The Word Wizards and Me

 We introduced ourselves at the pool. “Maggie here, morning.

“Good morning to you, I’m Barbara Hodges.”

After the workout we chatted. “I’m a writer,” she said.

 “So am I,” I blurted, and it’s been a fun ride ever since.
My writing up to that day was full on non-fiction. Writing essays and presentations; working on projects for the degree and teaching credential, completing individual and group work for continuing ed units.It was working writing. I hadn’t written a page of fiction for years, then I found a small writer group and sat with them for a year or so back in the Pasadena years. We focused on creativity and worked with writing prompts-some of them linger in my mind today. We scribbled away then read aloud to one another. Not a hint of critique from anyone. The point was to get words on paper, however they landed.
I met with the Word Wizards ten or more years when all four founding Wizards still sat with us; all of them published, sure of themselves and ready and willing to help a newbie.
It was a steep learning curve from day one.
This was a critique group. Of course the art of writing and the fun with characters and dialog were discussed; my challenge was to learn how to take critique and use it to improve my pages. I treasured my words. The characters were fully realized, their dialog all it should be-blah-blah-blah. Like many beginners before me I defended every point and tried to win it. Not the preferred response, I soon learned.
   I dare say, without the valuable skills (see above) I learned over time, this little essay itself would be poorly punctuated and the narrative would likely be bullet point style. Sitting with the Word Wizards has been busy and demanding and at the same time an experience learning from peers and having discussions that matter about the crafts of writing. I wouldn’t trade it for anything.

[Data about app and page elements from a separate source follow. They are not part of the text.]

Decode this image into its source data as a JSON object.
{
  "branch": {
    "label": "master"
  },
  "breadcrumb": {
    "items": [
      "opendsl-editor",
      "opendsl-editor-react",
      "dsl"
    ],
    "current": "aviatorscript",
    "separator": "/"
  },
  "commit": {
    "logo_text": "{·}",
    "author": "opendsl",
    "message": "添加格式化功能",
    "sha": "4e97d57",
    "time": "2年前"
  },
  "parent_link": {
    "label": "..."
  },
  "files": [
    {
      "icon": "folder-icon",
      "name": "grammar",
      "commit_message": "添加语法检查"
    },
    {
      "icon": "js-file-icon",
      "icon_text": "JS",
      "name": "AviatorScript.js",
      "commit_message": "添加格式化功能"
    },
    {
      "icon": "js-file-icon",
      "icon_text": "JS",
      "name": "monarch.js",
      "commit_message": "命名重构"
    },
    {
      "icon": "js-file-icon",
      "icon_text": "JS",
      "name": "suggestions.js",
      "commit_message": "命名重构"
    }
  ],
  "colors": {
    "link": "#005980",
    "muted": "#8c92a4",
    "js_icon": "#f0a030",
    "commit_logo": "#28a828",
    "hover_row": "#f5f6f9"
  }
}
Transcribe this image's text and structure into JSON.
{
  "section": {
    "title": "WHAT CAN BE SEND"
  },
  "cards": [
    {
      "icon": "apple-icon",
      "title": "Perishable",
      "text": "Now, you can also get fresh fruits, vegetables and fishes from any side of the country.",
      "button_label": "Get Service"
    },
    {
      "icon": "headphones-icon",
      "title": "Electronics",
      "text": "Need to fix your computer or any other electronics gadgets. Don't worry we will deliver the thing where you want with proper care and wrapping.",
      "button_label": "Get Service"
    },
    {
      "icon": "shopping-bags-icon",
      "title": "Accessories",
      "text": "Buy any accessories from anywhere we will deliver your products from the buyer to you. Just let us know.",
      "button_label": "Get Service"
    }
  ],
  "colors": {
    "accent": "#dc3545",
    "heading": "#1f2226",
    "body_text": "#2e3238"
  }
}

At times the group is like a family, at times like a group of asylum escapees-but never dull or boring.
   Thanks, fellow Wizards, for still letting me in the door.